The Blessing of Being a Fake
Every Holocaust Remembrance Day, I feel like a fake. My great grandparents all arrived on the shores of the United States from Russia and Poland in the late 19th century, which means that no one was left behind. No one perished in the Holocaust, escaped to Palestine, fought in the resistance, or survived as a hidden child.
One grandfather fought with the Americans in World War II, earning two purple hearts and certainly making sacrifices along the way. The other grandfather wasn’t drafted because he was working for NASA on space travel (and eventually helped with the first moon landing). They both have impressive and heroic stories and I embrace them and love what they did for all of us.
But when we arrive at Holocaust Remembrance Day, I’m always surprised by the stories that surround me. Last night at the yishuv’s memorial program, one woman described the hardships that her father endured. Fortunately, his story was preserved through a video of interviews, which even included a recent return to the camps. Near the end of the program, they had yishuv members come to the front to read the endless names of their families who died in the Holocaust.

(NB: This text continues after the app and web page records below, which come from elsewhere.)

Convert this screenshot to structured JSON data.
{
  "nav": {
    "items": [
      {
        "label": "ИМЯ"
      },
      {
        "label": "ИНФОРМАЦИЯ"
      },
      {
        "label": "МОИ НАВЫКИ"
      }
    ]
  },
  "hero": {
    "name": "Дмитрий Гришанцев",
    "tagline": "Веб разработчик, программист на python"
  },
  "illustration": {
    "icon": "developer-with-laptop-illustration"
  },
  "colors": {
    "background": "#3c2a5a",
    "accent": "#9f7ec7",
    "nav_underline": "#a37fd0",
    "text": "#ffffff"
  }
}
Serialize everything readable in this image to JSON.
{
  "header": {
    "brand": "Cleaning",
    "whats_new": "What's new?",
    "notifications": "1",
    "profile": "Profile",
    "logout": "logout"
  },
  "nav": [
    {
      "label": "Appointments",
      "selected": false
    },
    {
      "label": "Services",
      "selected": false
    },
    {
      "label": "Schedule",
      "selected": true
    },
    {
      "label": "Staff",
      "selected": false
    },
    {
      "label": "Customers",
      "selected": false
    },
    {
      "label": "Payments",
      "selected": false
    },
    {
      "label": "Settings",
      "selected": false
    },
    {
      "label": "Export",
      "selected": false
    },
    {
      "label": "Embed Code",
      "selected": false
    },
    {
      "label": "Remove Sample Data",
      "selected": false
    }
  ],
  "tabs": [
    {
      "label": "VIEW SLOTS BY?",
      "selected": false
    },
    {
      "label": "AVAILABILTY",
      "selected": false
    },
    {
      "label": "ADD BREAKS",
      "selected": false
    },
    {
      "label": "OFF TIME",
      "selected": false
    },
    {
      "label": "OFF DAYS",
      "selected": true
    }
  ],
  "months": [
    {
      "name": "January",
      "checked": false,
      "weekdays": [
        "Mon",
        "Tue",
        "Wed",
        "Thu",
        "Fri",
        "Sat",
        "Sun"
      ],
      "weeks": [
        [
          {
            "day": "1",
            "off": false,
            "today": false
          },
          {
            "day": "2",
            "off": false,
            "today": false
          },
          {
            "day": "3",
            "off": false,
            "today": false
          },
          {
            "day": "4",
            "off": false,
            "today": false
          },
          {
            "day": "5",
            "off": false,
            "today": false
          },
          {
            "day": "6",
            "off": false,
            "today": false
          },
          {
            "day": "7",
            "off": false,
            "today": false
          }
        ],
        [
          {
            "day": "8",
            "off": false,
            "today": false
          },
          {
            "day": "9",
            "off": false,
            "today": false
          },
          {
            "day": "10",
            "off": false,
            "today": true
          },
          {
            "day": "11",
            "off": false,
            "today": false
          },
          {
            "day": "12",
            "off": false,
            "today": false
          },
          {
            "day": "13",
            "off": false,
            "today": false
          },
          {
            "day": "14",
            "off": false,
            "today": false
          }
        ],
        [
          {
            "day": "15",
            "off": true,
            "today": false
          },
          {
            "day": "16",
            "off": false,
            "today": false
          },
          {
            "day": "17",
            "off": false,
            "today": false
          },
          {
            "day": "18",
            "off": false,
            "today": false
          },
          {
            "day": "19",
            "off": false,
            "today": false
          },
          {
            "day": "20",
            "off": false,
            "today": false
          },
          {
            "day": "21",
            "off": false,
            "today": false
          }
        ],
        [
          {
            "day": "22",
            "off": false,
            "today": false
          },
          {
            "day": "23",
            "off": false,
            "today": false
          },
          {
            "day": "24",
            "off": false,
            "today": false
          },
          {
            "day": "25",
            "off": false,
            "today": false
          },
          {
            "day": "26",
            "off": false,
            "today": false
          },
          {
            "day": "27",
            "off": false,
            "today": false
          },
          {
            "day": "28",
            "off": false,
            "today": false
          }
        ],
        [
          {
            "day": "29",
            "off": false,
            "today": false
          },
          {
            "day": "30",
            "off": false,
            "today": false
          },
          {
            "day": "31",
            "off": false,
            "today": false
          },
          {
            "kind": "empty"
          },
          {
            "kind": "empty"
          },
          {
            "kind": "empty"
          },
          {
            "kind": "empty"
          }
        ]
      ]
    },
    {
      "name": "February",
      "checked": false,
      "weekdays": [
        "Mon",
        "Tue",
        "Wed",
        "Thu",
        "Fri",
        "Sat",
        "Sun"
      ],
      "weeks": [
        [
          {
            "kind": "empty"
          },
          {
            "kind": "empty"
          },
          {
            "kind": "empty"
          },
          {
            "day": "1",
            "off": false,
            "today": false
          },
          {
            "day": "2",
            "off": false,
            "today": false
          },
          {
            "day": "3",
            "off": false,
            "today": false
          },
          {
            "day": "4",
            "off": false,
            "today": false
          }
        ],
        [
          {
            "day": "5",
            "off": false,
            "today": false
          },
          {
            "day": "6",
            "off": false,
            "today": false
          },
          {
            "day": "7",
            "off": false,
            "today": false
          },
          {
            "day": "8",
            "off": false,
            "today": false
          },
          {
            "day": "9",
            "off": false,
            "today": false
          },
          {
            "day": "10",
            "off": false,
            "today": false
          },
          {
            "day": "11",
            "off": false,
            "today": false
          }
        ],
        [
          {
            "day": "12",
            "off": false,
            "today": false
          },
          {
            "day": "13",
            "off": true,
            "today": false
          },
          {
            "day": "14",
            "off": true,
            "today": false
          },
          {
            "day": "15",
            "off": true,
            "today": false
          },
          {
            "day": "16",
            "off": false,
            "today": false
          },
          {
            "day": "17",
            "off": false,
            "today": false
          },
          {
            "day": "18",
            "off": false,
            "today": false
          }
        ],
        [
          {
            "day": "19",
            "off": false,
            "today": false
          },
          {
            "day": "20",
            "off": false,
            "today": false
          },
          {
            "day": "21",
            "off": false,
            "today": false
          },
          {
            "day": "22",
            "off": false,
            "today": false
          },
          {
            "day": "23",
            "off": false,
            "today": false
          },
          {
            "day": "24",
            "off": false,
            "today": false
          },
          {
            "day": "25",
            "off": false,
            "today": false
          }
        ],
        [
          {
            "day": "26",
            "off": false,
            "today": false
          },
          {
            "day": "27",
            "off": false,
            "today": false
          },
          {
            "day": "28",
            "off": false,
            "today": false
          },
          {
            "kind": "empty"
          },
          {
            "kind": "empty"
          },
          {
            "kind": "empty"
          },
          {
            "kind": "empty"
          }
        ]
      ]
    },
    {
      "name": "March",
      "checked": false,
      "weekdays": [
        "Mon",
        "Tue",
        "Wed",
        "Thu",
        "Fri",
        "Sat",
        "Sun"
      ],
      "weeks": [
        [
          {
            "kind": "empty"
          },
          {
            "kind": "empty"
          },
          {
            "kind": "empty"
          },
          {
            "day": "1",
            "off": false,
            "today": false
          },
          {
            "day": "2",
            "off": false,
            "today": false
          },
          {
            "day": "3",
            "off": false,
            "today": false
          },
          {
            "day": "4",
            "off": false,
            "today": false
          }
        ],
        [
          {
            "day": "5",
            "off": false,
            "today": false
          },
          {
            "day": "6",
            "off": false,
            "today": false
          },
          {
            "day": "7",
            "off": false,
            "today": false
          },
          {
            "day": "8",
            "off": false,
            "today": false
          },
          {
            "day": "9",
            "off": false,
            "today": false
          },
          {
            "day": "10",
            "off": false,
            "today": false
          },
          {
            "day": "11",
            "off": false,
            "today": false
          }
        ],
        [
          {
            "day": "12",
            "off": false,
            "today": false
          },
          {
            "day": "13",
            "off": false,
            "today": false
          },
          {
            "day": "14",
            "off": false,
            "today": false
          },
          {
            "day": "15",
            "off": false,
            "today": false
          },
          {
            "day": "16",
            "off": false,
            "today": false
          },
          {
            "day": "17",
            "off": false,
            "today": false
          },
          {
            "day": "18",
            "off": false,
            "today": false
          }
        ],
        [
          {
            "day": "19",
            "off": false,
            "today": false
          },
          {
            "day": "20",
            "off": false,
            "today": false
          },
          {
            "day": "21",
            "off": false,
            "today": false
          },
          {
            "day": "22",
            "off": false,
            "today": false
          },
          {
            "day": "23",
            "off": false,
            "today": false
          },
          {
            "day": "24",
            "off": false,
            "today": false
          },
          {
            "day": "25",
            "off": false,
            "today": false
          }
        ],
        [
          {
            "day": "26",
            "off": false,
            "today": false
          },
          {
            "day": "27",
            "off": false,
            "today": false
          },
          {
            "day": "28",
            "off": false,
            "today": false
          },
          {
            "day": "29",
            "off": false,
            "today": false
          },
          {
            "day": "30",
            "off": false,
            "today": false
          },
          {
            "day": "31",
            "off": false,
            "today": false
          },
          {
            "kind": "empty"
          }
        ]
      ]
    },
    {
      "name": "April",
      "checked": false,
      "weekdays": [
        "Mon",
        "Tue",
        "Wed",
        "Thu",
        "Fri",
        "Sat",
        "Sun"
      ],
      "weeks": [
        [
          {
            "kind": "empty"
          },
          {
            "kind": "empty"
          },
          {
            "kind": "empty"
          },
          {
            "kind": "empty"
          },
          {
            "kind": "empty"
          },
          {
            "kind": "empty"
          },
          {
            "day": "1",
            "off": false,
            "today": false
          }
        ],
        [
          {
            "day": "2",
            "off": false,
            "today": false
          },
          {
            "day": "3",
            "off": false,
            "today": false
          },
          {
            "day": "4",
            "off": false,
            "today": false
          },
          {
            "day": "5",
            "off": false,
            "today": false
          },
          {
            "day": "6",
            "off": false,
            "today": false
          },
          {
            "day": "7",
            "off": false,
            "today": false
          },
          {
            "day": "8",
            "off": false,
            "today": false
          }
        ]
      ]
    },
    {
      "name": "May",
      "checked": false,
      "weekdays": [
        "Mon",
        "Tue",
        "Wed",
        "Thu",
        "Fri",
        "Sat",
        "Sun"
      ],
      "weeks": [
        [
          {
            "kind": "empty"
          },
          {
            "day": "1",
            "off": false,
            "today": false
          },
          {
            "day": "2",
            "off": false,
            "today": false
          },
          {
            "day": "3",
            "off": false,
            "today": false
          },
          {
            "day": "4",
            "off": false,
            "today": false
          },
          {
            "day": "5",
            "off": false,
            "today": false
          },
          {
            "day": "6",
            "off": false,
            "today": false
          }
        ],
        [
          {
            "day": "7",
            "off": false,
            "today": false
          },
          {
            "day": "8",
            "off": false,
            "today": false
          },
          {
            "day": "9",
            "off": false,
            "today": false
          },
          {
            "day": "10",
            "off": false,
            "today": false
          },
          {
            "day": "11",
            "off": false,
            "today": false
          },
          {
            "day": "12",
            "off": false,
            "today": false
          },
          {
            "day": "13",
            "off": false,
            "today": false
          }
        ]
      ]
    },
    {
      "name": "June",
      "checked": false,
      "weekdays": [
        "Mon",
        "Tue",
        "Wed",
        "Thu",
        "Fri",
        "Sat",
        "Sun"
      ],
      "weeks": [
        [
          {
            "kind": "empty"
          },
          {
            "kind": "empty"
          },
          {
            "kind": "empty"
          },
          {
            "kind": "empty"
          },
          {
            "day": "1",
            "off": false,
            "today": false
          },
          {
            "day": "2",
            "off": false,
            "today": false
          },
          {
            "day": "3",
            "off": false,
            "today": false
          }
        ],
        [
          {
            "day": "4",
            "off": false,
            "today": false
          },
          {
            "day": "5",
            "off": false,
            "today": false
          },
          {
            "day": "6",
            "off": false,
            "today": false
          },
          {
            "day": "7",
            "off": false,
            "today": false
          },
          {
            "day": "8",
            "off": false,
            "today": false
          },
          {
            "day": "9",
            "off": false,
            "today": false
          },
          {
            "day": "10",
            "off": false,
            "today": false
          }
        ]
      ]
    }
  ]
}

One of my closest friends went up to read a list of names. When she returned to her seat next to me, I turned to her in shock, “I had no idea you had this history. Who did you lose?”
And she recounted a piece of history that I have never heard before. She’s from Holland, and her great grandparents were descendants of the Spanish Jews who escaped from Spain before the Inquisition. The community of Spanish Jews living in Holland, and particularly in The Hague, had been there already for over 400 years when the Nazis invaded and they had established themselves in all aspects of life in Holland. She recounted that the head Nazi of the area, Ausderfunten, deemed that these Jews weren’t really Jews and that they should be treated as regular citizens. And so, her great grandparents and many others went around without the yellow Star of David sewn into their clothing, and they continued to work at their jobs and survive.
“What happened then that they perished?” I asked. And her incredibly ironic story was revealed.
Apparently, these Jews who weren’t being treated as Jews hid other Jews in their homes to keep them from certain death. And when they were found out, they were all sent to their death. When my friend’s great uncle heard what had happened, he made an impassioned plea to Nazi Ausderfunten to save them. And Ausderfunten sent a message to stop the transport and to save her great-grandparents. But the Nazis who received that message laughed and ignored the order, and her great-grandparents were sent to their deaths.
We could live to be a thousand and not hear all of the stories from the Holocaust. And we could live to be a thousand and not feel like we could possibly make up for what happened — possibly offer reparations to those who perished, to the families who carry their burdens forward, to those left behind.
And through all of this, and all of these stories, I always feel a bit off-center, left out. Certainly, I feel blessed to be left out, but I still feel left out.
But then I remember that I’m part of the story now, and that my story is one for the future.
While my family has a different history and a different story to tell, I will continue to hold the memory of the 6 million in my heart.
As we concluded the ceremony last night with Ani Ma’amin and Hatikva I moved from the periphery of this story back onto center stage. Because our 2,000 years of yearning, of suffering, of exile is over; I’ve chosen to be part of the collective story moving forward — of the story of our people who have rebuilt (and rebuilt and rebuilt) from the ashes of our past and are firmly planting our feet here, in Israel, for our future.
We’ve done so on the backs of all of the people who dreamed, fought, cried and died with the hope of a Jewish homeland on their lips. And while I sang Hatikva, I had those same hopes, dreams and thoughts on my lips. But I also had them on the soil of my shoes — the soil of Eretz Yisrael where I live, love, grow and am building the future, while always, always remembering the past.